What you return must be every line below that includes the word "title".

### [LISTED ENTRIES]

-- Opening Marker --

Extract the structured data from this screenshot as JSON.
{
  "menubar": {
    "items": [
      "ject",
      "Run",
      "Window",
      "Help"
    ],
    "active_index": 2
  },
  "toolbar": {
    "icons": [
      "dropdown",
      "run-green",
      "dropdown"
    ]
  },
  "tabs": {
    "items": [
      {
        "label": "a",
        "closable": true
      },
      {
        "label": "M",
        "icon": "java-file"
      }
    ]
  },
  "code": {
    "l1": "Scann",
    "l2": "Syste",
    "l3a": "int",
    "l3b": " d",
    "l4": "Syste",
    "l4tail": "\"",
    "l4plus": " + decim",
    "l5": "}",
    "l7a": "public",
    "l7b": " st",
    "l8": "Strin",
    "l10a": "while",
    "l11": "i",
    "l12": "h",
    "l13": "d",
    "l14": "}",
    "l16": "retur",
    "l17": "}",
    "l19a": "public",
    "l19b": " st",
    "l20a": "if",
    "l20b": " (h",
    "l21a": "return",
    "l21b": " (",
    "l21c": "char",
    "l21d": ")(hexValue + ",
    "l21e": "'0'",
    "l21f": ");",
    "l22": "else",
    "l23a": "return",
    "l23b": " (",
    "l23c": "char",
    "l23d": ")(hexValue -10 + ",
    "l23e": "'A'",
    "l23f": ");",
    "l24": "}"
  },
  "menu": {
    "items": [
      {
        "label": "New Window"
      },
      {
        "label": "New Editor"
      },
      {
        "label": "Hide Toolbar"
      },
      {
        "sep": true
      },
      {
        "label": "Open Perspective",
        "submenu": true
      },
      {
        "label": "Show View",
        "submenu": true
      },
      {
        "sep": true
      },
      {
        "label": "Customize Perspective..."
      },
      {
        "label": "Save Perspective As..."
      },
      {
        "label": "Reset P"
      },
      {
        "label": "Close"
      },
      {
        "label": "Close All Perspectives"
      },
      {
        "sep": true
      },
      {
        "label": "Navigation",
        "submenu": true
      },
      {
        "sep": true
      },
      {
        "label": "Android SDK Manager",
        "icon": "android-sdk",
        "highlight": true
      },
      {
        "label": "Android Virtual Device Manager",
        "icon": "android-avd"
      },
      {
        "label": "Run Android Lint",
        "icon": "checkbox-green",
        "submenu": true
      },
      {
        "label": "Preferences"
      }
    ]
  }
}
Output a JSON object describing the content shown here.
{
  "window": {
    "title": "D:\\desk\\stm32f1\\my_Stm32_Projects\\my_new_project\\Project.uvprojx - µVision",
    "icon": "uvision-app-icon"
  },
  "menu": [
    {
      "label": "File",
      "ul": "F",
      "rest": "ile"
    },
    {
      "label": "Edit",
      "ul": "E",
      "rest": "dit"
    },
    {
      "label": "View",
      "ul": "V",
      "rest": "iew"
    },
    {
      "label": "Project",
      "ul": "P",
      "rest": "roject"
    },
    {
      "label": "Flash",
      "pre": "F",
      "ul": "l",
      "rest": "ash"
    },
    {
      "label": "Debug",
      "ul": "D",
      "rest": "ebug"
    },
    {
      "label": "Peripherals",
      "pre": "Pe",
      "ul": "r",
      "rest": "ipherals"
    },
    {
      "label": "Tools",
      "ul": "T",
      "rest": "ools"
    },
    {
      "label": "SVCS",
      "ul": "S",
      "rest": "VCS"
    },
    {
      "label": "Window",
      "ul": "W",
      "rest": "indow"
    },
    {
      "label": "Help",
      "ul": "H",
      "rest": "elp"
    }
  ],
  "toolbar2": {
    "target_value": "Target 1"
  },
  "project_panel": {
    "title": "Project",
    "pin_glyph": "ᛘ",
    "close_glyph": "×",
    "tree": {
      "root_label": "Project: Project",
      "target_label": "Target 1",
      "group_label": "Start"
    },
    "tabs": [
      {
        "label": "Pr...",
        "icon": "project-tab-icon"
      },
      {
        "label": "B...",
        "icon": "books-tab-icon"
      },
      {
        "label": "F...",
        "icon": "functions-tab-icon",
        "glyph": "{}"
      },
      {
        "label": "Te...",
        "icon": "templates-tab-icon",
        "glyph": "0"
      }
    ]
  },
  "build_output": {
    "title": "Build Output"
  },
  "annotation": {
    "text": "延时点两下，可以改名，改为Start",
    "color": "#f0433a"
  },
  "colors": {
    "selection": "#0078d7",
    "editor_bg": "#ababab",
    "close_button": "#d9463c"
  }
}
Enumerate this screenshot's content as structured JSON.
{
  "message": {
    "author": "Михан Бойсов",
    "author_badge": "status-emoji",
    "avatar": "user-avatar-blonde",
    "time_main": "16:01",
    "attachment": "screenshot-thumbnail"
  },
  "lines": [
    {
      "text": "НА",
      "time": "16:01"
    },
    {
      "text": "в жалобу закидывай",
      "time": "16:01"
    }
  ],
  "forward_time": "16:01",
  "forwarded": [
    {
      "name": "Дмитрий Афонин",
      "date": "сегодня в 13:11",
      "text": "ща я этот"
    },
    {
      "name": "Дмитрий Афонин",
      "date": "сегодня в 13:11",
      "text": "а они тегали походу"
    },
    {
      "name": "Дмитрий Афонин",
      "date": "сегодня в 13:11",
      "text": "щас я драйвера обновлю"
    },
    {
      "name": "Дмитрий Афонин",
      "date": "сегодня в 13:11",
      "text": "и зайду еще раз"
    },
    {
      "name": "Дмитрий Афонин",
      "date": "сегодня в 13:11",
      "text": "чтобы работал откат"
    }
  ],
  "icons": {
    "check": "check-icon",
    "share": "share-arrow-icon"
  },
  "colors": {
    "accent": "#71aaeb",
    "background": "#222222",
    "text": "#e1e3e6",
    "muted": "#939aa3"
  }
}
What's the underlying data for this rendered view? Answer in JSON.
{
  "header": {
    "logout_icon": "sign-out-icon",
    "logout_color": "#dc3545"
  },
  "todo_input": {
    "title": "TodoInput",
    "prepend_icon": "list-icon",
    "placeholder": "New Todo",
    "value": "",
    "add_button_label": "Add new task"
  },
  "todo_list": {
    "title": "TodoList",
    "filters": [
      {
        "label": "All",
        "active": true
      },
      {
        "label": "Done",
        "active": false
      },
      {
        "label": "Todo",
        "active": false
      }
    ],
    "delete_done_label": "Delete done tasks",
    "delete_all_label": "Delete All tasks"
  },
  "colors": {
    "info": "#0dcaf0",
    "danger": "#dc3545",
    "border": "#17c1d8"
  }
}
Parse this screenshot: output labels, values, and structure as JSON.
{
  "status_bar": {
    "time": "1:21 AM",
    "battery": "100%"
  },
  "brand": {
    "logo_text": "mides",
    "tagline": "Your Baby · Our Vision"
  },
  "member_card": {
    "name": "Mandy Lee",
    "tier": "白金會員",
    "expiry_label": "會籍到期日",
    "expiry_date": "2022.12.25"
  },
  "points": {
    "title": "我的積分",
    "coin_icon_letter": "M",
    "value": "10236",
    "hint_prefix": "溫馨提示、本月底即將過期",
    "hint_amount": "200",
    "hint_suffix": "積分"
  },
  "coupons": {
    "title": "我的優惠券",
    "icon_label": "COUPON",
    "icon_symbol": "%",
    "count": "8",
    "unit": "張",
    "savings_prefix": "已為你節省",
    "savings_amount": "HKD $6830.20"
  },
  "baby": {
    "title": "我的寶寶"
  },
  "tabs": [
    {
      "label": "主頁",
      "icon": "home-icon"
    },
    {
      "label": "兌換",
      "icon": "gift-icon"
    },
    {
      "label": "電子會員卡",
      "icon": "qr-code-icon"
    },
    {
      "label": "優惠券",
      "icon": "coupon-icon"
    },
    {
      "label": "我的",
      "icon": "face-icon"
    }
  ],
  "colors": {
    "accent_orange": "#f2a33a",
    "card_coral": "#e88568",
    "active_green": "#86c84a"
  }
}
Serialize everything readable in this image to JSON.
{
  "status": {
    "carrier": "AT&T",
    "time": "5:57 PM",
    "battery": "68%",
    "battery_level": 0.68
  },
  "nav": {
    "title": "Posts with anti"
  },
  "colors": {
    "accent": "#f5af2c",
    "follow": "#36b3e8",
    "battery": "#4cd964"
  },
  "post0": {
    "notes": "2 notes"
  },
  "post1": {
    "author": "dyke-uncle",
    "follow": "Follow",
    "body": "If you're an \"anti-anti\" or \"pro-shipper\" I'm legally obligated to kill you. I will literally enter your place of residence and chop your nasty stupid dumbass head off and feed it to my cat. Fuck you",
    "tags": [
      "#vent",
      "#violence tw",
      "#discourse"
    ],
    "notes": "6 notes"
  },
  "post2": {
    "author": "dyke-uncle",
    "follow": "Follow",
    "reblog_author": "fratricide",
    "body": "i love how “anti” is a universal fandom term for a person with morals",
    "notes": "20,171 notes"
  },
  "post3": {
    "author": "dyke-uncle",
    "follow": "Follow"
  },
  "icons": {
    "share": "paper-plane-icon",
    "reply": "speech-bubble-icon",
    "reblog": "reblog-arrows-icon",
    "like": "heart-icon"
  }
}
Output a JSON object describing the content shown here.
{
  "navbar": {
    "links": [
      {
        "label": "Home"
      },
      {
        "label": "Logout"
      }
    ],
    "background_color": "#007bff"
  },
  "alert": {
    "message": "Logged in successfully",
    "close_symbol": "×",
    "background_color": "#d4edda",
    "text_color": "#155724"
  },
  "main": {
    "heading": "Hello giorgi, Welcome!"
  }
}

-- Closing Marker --

### [SOLUTION TO THIS TASK]
    "title": "D:\\desk\\stm32f1\\my_Stm32_Projects\\my_new_project\\Project.uvprojx - µVision",
    "title": "Project",
    "title": "Build Output"
    "title": "TodoInput",
    "title": "TodoList",
    "title": "我的積分",
    "title": "我的優惠券",
    "title": "我的寶寶"
    "title": "Posts with anti"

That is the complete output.